# [WHAT THIS TASK INVOLVES]
From the first line to the last, repeat the data below exactly.

# [DATA PROVIDED]

┏━━

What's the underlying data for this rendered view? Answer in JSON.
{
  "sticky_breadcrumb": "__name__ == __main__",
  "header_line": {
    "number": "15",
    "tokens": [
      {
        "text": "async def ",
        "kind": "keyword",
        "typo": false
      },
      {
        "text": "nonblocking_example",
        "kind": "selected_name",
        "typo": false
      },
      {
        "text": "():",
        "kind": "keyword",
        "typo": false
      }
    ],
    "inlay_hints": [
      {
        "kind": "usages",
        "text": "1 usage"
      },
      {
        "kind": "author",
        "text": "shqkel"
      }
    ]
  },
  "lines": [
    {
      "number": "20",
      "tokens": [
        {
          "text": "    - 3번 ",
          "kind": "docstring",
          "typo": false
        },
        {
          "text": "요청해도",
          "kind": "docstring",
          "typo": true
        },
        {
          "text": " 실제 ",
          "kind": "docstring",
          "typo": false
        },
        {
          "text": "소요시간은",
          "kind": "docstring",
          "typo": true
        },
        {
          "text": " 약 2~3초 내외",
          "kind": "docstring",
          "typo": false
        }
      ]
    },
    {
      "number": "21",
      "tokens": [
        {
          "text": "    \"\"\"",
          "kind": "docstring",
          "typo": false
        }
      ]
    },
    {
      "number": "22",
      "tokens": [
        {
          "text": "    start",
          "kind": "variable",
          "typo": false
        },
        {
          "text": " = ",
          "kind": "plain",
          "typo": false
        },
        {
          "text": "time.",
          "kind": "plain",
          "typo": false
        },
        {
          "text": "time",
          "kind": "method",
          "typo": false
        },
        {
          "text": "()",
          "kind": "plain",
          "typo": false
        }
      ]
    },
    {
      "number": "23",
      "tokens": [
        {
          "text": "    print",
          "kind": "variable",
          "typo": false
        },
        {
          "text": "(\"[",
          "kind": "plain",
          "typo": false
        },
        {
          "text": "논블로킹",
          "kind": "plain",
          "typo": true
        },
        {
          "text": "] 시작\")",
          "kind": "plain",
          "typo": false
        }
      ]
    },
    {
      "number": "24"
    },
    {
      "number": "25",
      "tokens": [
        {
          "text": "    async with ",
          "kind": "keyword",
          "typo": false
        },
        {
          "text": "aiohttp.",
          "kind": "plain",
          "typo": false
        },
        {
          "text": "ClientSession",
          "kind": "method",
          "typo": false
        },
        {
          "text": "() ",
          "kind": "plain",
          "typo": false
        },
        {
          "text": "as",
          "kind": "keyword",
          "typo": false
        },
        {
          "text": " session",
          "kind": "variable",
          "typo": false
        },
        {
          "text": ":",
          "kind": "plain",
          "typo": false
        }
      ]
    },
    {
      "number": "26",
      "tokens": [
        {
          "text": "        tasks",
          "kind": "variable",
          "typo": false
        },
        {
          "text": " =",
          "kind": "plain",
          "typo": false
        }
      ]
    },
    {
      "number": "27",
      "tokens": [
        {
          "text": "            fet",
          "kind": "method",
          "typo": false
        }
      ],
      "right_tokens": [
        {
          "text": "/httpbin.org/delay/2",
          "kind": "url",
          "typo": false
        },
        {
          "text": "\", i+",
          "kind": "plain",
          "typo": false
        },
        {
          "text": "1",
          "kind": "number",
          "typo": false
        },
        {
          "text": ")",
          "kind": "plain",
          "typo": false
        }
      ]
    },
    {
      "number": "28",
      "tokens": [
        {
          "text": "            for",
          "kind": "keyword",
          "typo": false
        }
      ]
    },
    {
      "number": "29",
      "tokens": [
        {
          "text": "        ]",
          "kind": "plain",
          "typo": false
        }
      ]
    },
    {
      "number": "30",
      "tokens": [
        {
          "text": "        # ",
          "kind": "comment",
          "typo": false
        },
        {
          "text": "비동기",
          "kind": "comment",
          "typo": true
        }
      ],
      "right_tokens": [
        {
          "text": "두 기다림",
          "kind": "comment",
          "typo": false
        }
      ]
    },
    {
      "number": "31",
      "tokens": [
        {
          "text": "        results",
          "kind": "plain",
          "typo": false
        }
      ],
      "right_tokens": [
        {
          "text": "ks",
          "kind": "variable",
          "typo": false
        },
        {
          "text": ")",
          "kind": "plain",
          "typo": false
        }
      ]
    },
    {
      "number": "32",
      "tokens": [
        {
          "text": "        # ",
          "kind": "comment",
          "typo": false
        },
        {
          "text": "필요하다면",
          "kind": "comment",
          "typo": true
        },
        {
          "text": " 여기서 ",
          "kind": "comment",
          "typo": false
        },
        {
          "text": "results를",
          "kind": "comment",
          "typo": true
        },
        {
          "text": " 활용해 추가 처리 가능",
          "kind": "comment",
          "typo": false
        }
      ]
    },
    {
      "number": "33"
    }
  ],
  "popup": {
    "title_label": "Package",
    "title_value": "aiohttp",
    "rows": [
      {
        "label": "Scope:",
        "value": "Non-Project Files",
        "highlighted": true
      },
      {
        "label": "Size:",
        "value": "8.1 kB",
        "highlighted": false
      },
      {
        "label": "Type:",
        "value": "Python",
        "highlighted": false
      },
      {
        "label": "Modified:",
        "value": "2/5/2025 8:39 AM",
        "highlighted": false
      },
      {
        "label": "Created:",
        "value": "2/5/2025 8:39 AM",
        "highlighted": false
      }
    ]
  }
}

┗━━

# [EXERCISE RESULT]
What's the underlying data for this rendered view? Answer in JSON.
{
  "sticky_breadcrumb": "__name__ == __main__",
  "header_line": {
    "number": "15",
    "tokens": [
      {
        "text": "async def ",
        "kind": "keyword",
        "typo": false
      },
      {
        "text": "nonblocking_example",
        "kind": "selected_name",
        "typo": false
      },
      {
        "text": "():",
        "kind": "keyword",
        "typo": false
      }
    ],
    "inlay_hints": [
      {
        "kind": "usages",
        "text": "1 usage"
      },
      {
        "kind": "author",
        "text": "shqkel"
      }
    ]
  },
  "lines": [
    {
      "number": "20",
      "tokens": [
        {
          "text": "    - 3번 ",
          "kind": "docstring",
          "typo": false
        },
        {
          "text": "요청해도",
          "kind": "docstring",
          "typo": true
        },
        {
          "text": " 실제 ",
          "kind": "docstring",
          "typo": false
        },
        {
          "text": "소요시간은",
          "kind": "docstring",
          "typo": true
        },
        {
          "text": " 약 2~3초 내외",
          "kind": "docstring",
          "typo": false
        }
      ]
    },
    {
      "number": "21",
      "tokens": [
        {
          "text": "    \"\"\"",
          "kind": "docstring",
          "typo": false
        }
      ]
    },
    {
      "number": "22",
      "tokens": [
        {
          "text": "    start",
          "kind": "variable",
          "typo": false
        },
        {
          "text": " = ",
          "kind": "plain",
          "typo": false
        },
        {
          "text": "time.",
          "kind": "plain",
          "typo": false
        },
        {
          "text": "time",
          "kind": "method",
          "typo": false
        },
        {
          "text": "()",
          "kind": "plain",
          "typo": false
        }
      ]
    },
    {
      "number": "23",
      "tokens": [
        {
          "text": "    print",
          "kind": "variable",
          "typo": false
        },
        {
          "text": "(\"[",
          "kind": "plain",
          "typo": false
        },
        {
          "text": "논블로킹",
          "kind": "plain",
          "typo": true
        },
        {
          "text": "] 시작\")",
          "kind": "plain",
          "typo": false
        }
      ]
    },
    {
      "number": "24"
    },
    {
      "number": "25",
      "tokens": [
        {
          "text": "    async with ",
          "kind": "keyword",
          "typo": false
        },
        {
          "text": "aiohttp.",
          "kind": "plain",
          "typo": false
        },
        {
          "text": "ClientSession",
          "kind": "method",
          "typo": false
        },
        {
          "text": "() ",
          "kind": "plain",
          "typo": false
        },
        {
          "text": "as",
          "kind": "keyword",
          "typo": false
        },
        {
          "text": " session",
          "kind": "variable",
          "typo": false
        },
        {
          "text": ":",
          "kind": "plain",
          "typo": false
        }
      ]
    },
    {
      "number": "26",
      "tokens": [
        {
          "text": "        tasks",
          "kind": "variable",
          "typo": false
        },
        {
          "text": " =",
          "kind": "plain",
          "typo": false
        }
      ]
    },
    {
      "number": "27",
      "tokens": [
        {
          "text": "            fet",
          "kind": "method",
          "typo": false
        }
      ],
      "right_tokens": [
        {
          "text": "/httpbin.org/delay/2",
          "kind": "url",
          "typo": false
        },
        {
          "text": "\", i+",
          "kind": "plain",
          "typo": false
        },
        {
          "text": "1",
          "kind": "number",
          "typo": false
        },
        {
          "text": ")",
          "kind": "plain",
          "typo": false
        }
      ]
    },
    {
      "number": "28",
      "tokens": [
        {
          "text": "            for",
          "kind": "keyword",
          "typo": false
        }
      ]
    },
    {
      "number": "29",
      "tokens": [
        {
          "text": "        ]",
          "kind": "plain",
          "typo": false
        }
      ]
    },
    {
      "number": "30",
      "tokens": [
        {
          "text": "        # ",
          "kind": "comment",
          "typo": false
        },
        {
          "text": "비동기",
          "kind": "comment",
          "typo": true
        }
      ],
      "right_tokens": [
        {
          "text": "두 기다림",
          "kind": "comment",
          "typo": false
        }
      ]
    },
    {
      "number": "31",
      "tokens": [
        {
          "text": "        results",
          "kind": "plain",
          "typo": false
        }
      ],
      "right_tokens": [
        {
          "text": "ks",
          "kind": "variable",
          "typo": false
        },
        {
          "text": ")",
          "kind": "plain",
          "typo": false
        }
      ]
    },
    {
      "number": "32",
      "tokens": [
        {
          "text": "        # ",
          "kind": "comment",
          "typo": false
        },
        {
          "text": "필요하다면",
          "kind": "comment",
          "typo": true
        },
        {
          "text": " 여기서 ",
          "kind": "comment",
          "typo": false
        },
        {
          "text": "results를",
          "kind": "comment",
          "typo": true
        },
        {
          "text": " 활용해 추가 처리 가능",
          "kind": "comment",
          "typo": false
        }
      ]
    },
    {
      "number": "33"
    }
  ],
  "popup": {
    "title_label": "Package",
    "title_value": "aiohttp",
    "rows": [
      {
        "label": "Scope:",
        "value": "Non-Project Files",
        "highlighted": true
      },
      {
        "label": "Size:",
        "value": "8.1 kB",
        "highlighted": false
      },
      {
        "label": "Type:",
        "value": "Python",
        "highlighted": false
      },
      {
        "label": "Modified:",
        "value": "2/5/2025 8:39 AM",
        "highlighted": false
      },
      {
        "label": "Created:",
        "value": "2/5/2025 8:39 AM",
        "highlighted": false
      }
    ]
  }
}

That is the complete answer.